What does Epiphyte mean?
An epiphyte is a plant that harmlessly grows upon another plant. They are not to be confused with parasitic plants, however, because an epiphyte obtains all of its nutrients and water from the atmosphere and uses the host plant merely as a way to support its weight.
Parasitic and semi-parasitic plants are not true epiphytes, but many do have epiphytic growing habits.
Epiphytes are often found in more temperate climates and are an important part of ecosystem biodiversity. They provide a rich habitat for other organisms such as animals, insects, and fungi.
An epiphyte may also be informally known as an air plant.
Epiphytes are often called “air plants” because they don’t need to root in soil. There are also aquatic plants that are epiphytes, including many species of algae and some seaweed that grow on another plant and not independently.
Moss is an example of an epiphyte. While it often grows on trees, it does absolutely no harm to the tree and derives its own nutrients independently.
Some of the best-known epiphytes are orchids, bromeliads, and many species of fern. Epiphytes do not get any of their nutrients or water from the host plant; the host plants are simply used as a means of physical support.
Epiphytes are also very efficient growers that use few nutrients. They thrive during the wet season and easily sustain themselves during dryer months.

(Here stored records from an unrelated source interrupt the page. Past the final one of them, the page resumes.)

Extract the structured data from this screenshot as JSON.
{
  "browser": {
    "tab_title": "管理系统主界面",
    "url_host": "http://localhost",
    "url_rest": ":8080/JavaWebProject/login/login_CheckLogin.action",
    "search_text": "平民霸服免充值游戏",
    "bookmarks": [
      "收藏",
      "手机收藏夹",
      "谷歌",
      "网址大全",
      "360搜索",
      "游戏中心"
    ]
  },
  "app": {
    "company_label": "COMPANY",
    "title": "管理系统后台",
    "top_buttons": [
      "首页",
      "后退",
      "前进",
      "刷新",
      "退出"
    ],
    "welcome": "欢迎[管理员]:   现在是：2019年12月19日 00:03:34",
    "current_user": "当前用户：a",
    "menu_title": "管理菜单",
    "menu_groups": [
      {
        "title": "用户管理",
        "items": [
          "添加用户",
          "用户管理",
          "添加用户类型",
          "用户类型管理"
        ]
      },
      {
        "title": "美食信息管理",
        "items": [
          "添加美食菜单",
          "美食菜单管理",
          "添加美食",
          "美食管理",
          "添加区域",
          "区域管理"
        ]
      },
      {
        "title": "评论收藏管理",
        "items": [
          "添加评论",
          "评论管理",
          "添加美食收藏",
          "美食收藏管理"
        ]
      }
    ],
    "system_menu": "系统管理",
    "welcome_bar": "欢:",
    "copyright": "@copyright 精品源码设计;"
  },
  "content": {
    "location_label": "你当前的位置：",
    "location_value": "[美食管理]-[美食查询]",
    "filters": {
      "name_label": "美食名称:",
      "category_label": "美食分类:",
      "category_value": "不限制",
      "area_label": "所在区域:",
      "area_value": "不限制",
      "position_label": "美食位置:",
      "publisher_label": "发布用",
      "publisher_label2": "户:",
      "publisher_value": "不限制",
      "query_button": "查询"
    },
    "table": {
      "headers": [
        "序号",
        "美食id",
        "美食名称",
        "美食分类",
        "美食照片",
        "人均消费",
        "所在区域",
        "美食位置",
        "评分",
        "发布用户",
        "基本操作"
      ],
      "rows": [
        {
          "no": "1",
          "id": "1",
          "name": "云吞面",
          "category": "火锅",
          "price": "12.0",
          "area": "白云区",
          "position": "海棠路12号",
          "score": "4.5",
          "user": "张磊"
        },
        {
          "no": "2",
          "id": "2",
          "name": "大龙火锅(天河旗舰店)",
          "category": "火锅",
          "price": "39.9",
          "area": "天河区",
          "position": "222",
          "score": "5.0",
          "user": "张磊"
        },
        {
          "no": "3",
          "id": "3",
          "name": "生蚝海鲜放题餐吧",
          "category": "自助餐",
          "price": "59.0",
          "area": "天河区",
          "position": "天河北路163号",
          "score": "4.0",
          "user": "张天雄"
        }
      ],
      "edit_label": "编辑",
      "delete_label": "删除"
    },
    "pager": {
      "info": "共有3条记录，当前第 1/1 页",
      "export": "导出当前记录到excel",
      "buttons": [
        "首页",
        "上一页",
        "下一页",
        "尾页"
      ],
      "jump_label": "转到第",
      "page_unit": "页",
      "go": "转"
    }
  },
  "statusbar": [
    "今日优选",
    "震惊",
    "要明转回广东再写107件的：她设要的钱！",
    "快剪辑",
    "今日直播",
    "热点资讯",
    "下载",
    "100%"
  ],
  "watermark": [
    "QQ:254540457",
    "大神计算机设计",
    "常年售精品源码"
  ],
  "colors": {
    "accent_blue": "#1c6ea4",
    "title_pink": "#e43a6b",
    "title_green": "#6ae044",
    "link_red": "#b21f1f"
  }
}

Epiphytic plants use photosynthesis to obtain energy, and any roots are used solely as a means of support.